EXERCISE DESCRIPTION: Search the data for "Courses". Return each matching line.

Page and application data records:
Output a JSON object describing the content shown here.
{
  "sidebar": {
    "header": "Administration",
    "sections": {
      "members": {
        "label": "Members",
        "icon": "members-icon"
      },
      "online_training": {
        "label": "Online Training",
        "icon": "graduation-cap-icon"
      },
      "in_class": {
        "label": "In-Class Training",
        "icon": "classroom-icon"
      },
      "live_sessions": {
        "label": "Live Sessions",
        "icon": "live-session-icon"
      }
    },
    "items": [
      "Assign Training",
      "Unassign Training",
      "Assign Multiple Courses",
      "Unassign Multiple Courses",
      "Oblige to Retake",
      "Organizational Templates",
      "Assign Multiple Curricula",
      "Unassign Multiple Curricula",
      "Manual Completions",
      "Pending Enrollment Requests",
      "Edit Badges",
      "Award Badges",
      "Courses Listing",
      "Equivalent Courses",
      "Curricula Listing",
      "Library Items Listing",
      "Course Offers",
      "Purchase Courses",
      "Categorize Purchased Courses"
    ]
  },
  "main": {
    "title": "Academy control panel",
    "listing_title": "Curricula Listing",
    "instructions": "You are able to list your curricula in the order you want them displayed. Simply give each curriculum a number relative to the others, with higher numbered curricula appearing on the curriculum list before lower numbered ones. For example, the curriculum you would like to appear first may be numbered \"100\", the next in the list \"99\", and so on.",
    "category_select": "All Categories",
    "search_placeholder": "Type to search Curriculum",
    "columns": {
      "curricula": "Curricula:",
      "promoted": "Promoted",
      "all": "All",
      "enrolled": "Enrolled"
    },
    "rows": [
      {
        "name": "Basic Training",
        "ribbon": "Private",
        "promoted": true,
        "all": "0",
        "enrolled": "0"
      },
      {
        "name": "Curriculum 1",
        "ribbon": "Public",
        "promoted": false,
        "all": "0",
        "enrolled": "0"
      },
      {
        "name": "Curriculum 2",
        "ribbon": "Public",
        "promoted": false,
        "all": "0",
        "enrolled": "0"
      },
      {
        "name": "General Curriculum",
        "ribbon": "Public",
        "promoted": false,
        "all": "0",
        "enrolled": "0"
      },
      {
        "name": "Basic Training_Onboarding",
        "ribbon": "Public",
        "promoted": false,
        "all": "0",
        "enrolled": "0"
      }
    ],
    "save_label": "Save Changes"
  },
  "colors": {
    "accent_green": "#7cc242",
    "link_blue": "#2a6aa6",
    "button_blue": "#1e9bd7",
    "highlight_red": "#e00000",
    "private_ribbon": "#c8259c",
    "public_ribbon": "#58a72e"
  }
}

EXERCISE RESULT:
      "Assign Multiple Courses",
      "Unassign Multiple Courses",
      "Courses Listing",
      "Equivalent Courses",
      "Purchase Courses",
      "Categorize Purchased Courses"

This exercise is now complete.